- [Exercise] Among these entries, count the lines containing the word "flight" and answer with only the number.

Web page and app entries
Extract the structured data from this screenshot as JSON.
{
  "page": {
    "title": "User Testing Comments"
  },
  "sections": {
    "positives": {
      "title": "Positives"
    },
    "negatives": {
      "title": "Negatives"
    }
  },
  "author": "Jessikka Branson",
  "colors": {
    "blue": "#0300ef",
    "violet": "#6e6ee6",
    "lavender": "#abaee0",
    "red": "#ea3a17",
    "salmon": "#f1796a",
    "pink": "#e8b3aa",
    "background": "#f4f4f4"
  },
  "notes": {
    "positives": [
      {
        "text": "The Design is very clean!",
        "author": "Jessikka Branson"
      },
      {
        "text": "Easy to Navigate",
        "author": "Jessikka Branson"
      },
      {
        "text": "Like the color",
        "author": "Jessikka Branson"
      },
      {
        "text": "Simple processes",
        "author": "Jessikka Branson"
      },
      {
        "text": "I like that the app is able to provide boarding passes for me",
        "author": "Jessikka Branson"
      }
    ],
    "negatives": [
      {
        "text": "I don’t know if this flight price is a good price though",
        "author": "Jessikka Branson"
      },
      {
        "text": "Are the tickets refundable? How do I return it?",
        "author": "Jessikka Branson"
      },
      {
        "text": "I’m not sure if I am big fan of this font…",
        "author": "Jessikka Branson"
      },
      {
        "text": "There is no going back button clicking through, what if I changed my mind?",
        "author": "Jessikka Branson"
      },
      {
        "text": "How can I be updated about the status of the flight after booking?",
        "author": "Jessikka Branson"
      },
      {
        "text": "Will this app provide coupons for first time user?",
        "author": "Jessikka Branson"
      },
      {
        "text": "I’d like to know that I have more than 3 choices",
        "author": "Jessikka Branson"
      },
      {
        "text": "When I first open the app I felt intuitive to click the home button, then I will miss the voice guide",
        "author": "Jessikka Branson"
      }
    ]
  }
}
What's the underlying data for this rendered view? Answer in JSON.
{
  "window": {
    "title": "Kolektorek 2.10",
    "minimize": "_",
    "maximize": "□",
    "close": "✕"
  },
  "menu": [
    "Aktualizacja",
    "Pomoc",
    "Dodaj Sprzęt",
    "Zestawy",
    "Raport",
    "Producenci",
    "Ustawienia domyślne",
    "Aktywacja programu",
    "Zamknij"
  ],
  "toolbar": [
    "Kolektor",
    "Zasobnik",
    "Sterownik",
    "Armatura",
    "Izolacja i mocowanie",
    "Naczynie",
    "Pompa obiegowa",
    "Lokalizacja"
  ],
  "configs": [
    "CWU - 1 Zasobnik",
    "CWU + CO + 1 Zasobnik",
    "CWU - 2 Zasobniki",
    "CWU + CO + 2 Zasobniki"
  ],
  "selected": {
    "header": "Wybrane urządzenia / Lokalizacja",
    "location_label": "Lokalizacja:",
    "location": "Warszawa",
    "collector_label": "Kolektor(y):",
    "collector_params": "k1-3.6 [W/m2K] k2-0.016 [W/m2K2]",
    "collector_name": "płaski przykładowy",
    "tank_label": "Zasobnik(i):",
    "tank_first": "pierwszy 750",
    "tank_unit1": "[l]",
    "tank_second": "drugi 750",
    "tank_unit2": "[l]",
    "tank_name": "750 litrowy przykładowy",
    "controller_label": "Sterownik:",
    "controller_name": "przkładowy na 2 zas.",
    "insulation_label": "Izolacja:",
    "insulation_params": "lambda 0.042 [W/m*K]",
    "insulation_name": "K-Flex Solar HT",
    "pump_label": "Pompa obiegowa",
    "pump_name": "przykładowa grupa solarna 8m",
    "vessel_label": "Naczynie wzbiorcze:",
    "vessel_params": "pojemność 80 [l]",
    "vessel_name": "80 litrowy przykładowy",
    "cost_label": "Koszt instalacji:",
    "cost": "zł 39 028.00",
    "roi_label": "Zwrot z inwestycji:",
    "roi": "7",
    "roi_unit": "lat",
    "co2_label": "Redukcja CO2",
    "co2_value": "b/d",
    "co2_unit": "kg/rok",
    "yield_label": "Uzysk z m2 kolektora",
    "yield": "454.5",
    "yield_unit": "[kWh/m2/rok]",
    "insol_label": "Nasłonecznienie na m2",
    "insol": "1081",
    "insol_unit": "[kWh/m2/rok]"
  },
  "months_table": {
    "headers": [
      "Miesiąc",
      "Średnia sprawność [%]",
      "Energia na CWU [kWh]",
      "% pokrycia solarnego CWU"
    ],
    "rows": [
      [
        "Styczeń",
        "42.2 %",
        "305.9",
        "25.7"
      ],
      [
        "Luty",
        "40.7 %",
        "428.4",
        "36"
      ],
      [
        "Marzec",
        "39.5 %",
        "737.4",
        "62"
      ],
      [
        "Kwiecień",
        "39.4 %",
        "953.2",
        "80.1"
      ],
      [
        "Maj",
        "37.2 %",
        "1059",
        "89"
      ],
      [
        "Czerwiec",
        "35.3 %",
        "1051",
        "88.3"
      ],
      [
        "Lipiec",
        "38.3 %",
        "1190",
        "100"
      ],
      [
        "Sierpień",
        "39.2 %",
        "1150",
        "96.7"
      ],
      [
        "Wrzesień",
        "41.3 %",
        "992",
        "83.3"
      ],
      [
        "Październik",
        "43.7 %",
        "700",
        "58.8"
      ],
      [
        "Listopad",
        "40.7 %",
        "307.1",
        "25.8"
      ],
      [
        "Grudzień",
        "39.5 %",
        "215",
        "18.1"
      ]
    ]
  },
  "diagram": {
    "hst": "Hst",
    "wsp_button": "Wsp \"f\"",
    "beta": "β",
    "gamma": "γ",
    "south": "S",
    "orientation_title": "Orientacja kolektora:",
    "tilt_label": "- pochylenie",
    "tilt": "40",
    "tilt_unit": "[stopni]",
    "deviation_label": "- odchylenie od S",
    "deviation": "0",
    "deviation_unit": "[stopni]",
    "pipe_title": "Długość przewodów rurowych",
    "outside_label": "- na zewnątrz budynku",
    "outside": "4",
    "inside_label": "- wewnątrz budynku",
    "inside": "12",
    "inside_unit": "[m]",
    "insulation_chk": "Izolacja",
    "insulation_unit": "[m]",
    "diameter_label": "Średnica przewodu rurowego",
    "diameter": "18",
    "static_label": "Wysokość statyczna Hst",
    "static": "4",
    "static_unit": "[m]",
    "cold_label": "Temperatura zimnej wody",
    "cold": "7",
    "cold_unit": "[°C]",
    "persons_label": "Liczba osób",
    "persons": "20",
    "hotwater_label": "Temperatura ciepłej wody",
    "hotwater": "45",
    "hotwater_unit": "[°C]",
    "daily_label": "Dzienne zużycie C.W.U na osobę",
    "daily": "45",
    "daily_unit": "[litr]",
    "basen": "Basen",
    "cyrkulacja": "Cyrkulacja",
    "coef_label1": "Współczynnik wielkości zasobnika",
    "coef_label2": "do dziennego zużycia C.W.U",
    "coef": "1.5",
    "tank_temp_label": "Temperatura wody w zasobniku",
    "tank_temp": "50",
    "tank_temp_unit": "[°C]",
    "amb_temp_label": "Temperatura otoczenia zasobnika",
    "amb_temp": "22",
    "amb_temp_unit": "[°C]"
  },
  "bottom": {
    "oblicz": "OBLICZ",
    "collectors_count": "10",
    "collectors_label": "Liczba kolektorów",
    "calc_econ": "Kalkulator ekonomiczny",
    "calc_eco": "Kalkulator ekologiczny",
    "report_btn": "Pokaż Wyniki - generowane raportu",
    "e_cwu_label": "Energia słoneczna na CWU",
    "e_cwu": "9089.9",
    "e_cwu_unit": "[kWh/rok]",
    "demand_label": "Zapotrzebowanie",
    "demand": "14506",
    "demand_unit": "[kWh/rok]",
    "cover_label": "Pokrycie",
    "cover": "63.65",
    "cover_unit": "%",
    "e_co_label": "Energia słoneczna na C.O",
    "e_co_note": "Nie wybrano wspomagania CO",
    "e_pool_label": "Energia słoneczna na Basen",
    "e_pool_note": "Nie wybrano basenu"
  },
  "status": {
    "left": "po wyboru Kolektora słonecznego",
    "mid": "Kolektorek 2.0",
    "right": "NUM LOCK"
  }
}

- [Answer] 2